● ACTIVITY:
Your answer must be every record below, written out exactly as it appears.

(Data records for software interfaces)
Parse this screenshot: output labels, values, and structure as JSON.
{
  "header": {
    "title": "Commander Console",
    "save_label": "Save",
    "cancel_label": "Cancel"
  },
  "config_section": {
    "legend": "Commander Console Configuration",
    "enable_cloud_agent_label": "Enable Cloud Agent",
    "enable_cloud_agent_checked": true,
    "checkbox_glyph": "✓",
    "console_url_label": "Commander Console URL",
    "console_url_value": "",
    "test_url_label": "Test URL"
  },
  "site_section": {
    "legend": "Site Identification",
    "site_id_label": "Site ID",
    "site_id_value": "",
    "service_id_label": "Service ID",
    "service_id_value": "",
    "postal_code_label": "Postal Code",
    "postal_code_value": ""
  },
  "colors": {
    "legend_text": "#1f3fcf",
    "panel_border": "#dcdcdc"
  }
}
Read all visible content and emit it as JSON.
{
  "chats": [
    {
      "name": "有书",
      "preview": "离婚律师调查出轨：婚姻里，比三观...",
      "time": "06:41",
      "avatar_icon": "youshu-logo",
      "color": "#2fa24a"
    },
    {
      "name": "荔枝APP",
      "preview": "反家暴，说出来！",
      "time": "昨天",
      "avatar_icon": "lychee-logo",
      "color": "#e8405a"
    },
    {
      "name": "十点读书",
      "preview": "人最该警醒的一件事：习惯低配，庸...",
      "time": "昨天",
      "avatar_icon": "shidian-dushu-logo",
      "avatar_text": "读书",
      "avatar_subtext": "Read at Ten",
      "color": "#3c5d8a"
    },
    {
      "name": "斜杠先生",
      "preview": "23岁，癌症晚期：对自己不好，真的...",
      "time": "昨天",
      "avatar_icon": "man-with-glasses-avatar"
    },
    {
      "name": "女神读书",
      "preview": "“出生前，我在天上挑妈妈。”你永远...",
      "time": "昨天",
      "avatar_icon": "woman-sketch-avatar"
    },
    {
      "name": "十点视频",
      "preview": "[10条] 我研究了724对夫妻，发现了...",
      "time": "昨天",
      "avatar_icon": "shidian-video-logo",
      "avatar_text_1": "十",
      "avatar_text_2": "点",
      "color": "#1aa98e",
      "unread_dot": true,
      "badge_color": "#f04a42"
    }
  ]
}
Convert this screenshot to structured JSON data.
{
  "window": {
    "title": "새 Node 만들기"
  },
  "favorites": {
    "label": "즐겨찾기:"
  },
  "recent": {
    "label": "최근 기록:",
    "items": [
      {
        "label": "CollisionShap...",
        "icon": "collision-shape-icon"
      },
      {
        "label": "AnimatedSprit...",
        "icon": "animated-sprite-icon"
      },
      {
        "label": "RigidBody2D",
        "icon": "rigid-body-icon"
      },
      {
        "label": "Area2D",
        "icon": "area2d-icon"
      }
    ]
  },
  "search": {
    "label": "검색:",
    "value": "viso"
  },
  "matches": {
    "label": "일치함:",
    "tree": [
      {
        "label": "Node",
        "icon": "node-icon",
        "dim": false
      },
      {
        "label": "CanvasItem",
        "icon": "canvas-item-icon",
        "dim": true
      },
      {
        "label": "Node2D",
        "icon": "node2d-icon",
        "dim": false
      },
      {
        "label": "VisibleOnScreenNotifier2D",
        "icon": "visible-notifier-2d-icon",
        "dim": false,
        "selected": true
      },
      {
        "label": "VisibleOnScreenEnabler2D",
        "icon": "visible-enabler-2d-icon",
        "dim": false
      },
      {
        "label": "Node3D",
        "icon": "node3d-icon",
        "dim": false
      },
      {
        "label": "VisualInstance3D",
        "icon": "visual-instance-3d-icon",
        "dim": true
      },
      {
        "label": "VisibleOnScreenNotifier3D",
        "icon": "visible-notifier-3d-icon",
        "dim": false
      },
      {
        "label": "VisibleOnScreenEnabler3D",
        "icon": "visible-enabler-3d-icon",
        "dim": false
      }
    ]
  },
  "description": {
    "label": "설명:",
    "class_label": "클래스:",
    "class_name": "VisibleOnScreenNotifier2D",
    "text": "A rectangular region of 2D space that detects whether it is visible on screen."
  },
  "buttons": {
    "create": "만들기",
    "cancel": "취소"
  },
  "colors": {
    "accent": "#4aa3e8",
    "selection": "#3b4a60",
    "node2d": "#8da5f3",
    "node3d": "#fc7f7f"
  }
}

● THE COMPLETED TASK:
Parse this screenshot: output labels, values, and structure as JSON.
{
  "header": {
    "title": "Commander Console",
    "save_label": "Save",
    "cancel_label": "Cancel"
  },
  "config_section": {
    "legend": "Commander Console Configuration",
    "enable_cloud_agent_label": "Enable Cloud Agent",
    "enable_cloud_agent_checked": true,
    "checkbox_glyph": "✓",
    "console_url_label": "Commander Console URL",
    "console_url_value": "",
    "test_url_label": "Test URL"
  },
  "site_section": {
    "legend": "Site Identification",
    "site_id_label": "Site ID",
    "site_id_value": "",
    "service_id_label": "Service ID",
    "service_id_value": "",
    "postal_code_label": "Postal Code",
    "postal_code_value": ""
  },
  "colors": {
    "legend_text": "#1f3fcf",
    "panel_border": "#dcdcdc"
  }
}
Read all visible content and emit it as JSON.
{
  "chats": [
    {
      "name": "有书",
      "preview": "离婚律师调查出轨：婚姻里，比三观...",
      "time": "06:41",
      "avatar_icon": "youshu-logo",
      "color": "#2fa24a"
    },
    {
      "name": "荔枝APP",
      "preview": "反家暴，说出来！",
      "time": "昨天",
      "avatar_icon": "lychee-logo",
      "color": "#e8405a"
    },
    {
      "name": "十点读书",
      "preview": "人最该警醒的一件事：习惯低配，庸...",
      "time": "昨天",
      "avatar_icon": "shidian-dushu-logo",
      "avatar_text": "读书",
      "avatar_subtext": "Read at Ten",
      "color": "#3c5d8a"
    },
    {
      "name": "斜杠先生",
      "preview": "23岁，癌症晚期：对自己不好，真的...",
      "time": "昨天",
      "avatar_icon": "man-with-glasses-avatar"
    },
    {
      "name": "女神读书",
      "preview": "“出生前，我在天上挑妈妈。”你永远...",
      "time": "昨天",
      "avatar_icon": "woman-sketch-avatar"
    },
    {
      "name": "十点视频",
      "preview": "[10条] 我研究了724对夫妻，发现了...",
      "time": "昨天",
      "avatar_icon": "shidian-video-logo",
      "avatar_text_1": "十",
      "avatar_text_2": "点",
      "color": "#1aa98e",
      "unread_dot": true,
      "badge_color": "#f04a42"
    }
  ]
}
Convert this screenshot to structured JSON data.
{
  "window": {
    "title": "새 Node 만들기"
  },
  "favorites": {
    "label": "즐겨찾기:"
  },
  "recent": {
    "label": "최근 기록:",
    "items": [
      {
        "label": "CollisionShap...",
        "icon": "collision-shape-icon"
      },
      {
        "label": "AnimatedSprit...",
        "icon": "animated-sprite-icon"
      },
      {
        "label": "RigidBody2D",
        "icon": "rigid-body-icon"
      },
      {
        "label": "Area2D",
        "icon": "area2d-icon"
      }
    ]
  },
  "search": {
    "label": "검색:",
    "value": "viso"
  },
  "matches": {
    "label": "일치함:",
    "tree": [
      {
        "label": "Node",
        "icon": "node-icon",
        "dim": false
      },
      {
        "label": "CanvasItem",
        "icon": "canvas-item-icon",
        "dim": true
      },
      {
        "label": "Node2D",
        "icon": "node2d-icon",
        "dim": false
      },
      {
        "label": "VisibleOnScreenNotifier2D",
        "icon": "visible-notifier-2d-icon",
        "dim": false,
        "selected": true
      },
      {
        "label": "VisibleOnScreenEnabler2D",
        "icon": "visible-enabler-2d-icon",
        "dim": false
      },
      {
        "label": "Node3D",
        "icon": "node3d-icon",
        "dim": false
      },
      {
        "label": "VisualInstance3D",
        "icon": "visual-instance-3d-icon",
        "dim": true
      },
      {
        "label": "VisibleOnScreenNotifier3D",
        "icon": "visible-notifier-3d-icon",
        "dim": false
      },
      {
        "label": "VisibleOnScreenEnabler3D",
        "icon": "visible-enabler-3d-icon",
        "dim": false
      }
    ]
  },
  "description": {
    "label": "설명:",
    "class_label": "클래스:",
    "class_name": "VisibleOnScreenNotifier2D",
    "text": "A rectangular region of 2D space that detects whether it is visible on screen."
  },
  "buttons": {
    "create": "만들기",
    "cancel": "취소"
  },
  "colors": {
    "accent": "#4aa3e8",
    "selection": "#3b4a60",
    "node2d": "#8da5f3",
    "node3d": "#fc7f7f"
  }
}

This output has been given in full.